Obviously, you would want to carry out this disinheriting of your ex-spouse as soon as possible, because what happens if you die and your now ex ends up controlling a large portion of your estate?

That could be especially annoying to your soul, not to mention your other beneficiaries.

Bob Marley's Billion Dollar Estate

Considered one of the greatest singers of the 20th century, Bob Marley, who sang about the oppressed and freedom, also left behind a lot for lawyers to discuss. Specifically, Bob Marley's billion dollar estate gave rise to a whole lot of litigation, family feuds, and estate planning problems, which became the subject of the work of legal scholar Christopher Ogolla from Texas Southern University School of Law.

Issues related to Bob Marley's estate also persist in the area of intellectual property rights and revenues, with the estate having sued a major music label over receipts, reports Hollywood Reporter. At issue was the underpayment of digital downloads.

Whitney Houston's Will Revealed: Bobbi Kristina Left Everything

The late Whitney's Houston's will is being reported on and it has been learned that Whitney left everything to her daughter, Bobbi Kristina, reports The Associated Press.

At the current time no mention of assets has been made, but everything from furniture, to clothing, to jewelry and cars, will reportedly go to Bobbi Kristina, who is Whitney's only child.

It is also revealed that Whitney Houston's money will be put in a trust and Bobbi Kristina will get some of it when she turns 21, some of it at age 25, and the rest when she turns 30.

Will Mets Owe Money to Bernie Madoff Trustee

A trustee recovering money for Bernie Madoff's investors is trying to get $83 million from the New York Mets, reports The Associated Press. The trustee is actually looking to try and get $300 million.

The trustee, Irving Picard, is tasked with trying to get repayment for thousands of investors.

The reason that the New York Mets are actually on the hook to pay for Bernie Madoff's crimes is because it was ruled that the Mets owners "willfully blinded" themselves to Madoff's fraud to get more money. The judge on the case is the well-known Jed S. Rakoff.

The Mets owners, meanwhile, are planning on trying to fight Judge Rakoff's ruling.

The very rich billionaire brothers, Charles and David Koch, who are very involved with libertarian politics, are suing the influential libertarian think tank, Cato Institute, and it’s all about estate law, reports Washington Post.

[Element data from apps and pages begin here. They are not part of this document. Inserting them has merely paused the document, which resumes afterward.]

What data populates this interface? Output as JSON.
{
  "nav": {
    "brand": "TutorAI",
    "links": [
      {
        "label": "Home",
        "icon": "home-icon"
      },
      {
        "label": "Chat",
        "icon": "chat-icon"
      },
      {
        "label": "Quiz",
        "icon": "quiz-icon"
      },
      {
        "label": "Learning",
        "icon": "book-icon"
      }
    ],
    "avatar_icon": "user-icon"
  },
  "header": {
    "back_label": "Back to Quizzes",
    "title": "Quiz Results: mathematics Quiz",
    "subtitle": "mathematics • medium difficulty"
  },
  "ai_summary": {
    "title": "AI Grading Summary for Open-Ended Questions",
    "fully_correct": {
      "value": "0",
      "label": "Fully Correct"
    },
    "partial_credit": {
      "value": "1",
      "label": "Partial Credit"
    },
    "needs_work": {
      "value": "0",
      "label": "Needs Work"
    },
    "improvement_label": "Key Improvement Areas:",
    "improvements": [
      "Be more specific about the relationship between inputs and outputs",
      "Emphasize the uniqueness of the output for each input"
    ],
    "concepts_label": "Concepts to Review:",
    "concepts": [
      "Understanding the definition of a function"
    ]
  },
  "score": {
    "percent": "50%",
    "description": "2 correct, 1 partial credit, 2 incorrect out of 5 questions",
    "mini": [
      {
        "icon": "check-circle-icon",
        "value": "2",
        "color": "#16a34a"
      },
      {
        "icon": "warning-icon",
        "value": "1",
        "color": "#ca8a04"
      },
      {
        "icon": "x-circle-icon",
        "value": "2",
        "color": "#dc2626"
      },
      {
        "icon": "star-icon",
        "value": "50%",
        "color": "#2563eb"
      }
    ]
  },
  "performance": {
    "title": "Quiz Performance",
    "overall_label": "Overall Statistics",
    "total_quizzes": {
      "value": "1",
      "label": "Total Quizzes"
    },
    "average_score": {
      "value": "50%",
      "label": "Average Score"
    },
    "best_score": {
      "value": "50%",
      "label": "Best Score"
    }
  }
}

It is not totally rare for big estates and politics (especially Republican politics) to overlap, as we learned with the Mitt Romney dynasty trust issue, reported on FindLaw’s New York Estate Planning Law Blog.

Requirements of a New York Lifetime Trust

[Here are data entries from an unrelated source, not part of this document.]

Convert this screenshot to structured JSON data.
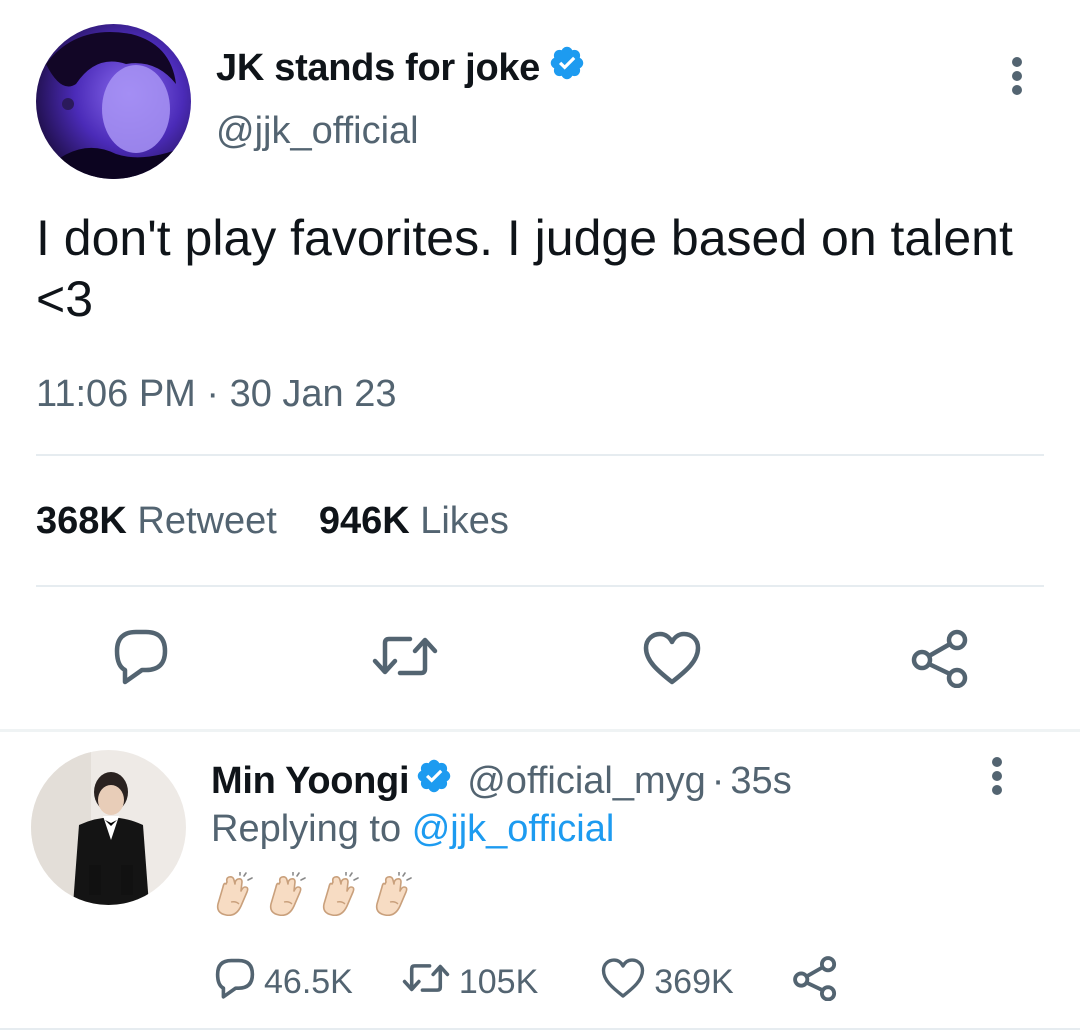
{
  "tweet": {
    "display_name": "JK stands for joke",
    "handle": "@jjk_official",
    "text": "I don't play favorites. I judge based on talent <3",
    "timestamp": "11:06 PM · 30 Jan 23",
    "retweet_count": "368K",
    "retweet_label": "Retweet",
    "like_count": "946K",
    "like_label": "Likes",
    "avatar_icon": "profile-photo",
    "actions": [
      "reply-icon",
      "retweet-icon",
      "like-icon",
      "share-icon"
    ]
  },
  "reply": {
    "display_name": "Min Yoongi",
    "handle": "@official_myg",
    "separator": "·",
    "time": "35s",
    "replying_prefix": "Replying to",
    "replying_to": "@jjk_official",
    "claps": [
      "clapping-hands-emoji",
      "clapping-hands-emoji",
      "clapping-hands-emoji",
      "clapping-hands-emoji"
    ],
    "reply_count": "46.5K",
    "retweet_count": "105K",
    "like_count": "369K"
  },
  "colors": {
    "verified": "#1d9bf0",
    "secondary_text": "#536471",
    "mention": "#1d9bf0",
    "divider": "#e6ecf0"
  }
}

A living trust, or "inter vivos" trust, is a trust that is created by the grantor during the grantor's lifetime, rather than upon the grantor's death.

Living trusts are designed to avoid probate proceedings. Probate simply refers to the court-administered process of paying debts and distributing property to heirs upon one's death. This is a very timely and costly process. Heirs can often expect to wait months before receiving anything, and by the time they do, the assets have been diminished significantly by court costs and attorney's fees.

Other common reasons to create a living (also called a lifetime) trust include reducing taxes, ensuring financial privacy, and regulating the use of assets (in case the owner becomes incapacitated).